For the word "detail", state how many lines of the data include it. Respond with the number only.

START Records for this exercise

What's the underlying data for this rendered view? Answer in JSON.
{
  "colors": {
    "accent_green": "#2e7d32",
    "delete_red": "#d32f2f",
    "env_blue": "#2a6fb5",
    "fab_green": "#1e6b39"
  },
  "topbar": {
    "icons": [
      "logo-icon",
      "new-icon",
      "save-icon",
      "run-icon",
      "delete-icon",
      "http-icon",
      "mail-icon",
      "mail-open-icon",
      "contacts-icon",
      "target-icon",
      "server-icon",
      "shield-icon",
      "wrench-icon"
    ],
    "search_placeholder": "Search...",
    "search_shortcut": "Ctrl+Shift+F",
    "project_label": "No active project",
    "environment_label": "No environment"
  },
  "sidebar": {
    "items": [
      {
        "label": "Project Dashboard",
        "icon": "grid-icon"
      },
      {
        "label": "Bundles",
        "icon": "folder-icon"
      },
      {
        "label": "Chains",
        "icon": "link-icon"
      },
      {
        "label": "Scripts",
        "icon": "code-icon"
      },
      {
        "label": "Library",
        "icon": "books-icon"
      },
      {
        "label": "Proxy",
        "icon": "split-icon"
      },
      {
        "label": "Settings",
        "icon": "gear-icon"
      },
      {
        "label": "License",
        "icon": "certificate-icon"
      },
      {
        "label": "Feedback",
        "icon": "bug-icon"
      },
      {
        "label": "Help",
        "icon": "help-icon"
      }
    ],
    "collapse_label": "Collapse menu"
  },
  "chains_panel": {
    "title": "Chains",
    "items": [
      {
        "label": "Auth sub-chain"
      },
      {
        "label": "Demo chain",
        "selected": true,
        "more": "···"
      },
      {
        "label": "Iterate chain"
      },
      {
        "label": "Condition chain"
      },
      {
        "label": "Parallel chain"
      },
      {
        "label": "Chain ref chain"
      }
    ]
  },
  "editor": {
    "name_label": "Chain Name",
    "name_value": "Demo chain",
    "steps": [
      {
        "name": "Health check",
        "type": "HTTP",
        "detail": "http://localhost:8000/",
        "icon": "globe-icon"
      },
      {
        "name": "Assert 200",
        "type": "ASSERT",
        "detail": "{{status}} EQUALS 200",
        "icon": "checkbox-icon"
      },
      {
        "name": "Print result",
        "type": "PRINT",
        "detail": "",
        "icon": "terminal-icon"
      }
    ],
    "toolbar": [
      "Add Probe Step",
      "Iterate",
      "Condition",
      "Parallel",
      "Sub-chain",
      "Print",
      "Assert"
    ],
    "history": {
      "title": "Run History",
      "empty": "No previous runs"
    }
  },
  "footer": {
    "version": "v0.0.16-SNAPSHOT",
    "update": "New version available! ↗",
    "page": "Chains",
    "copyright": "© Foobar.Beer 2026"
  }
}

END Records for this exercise

--- Result for this task ---
3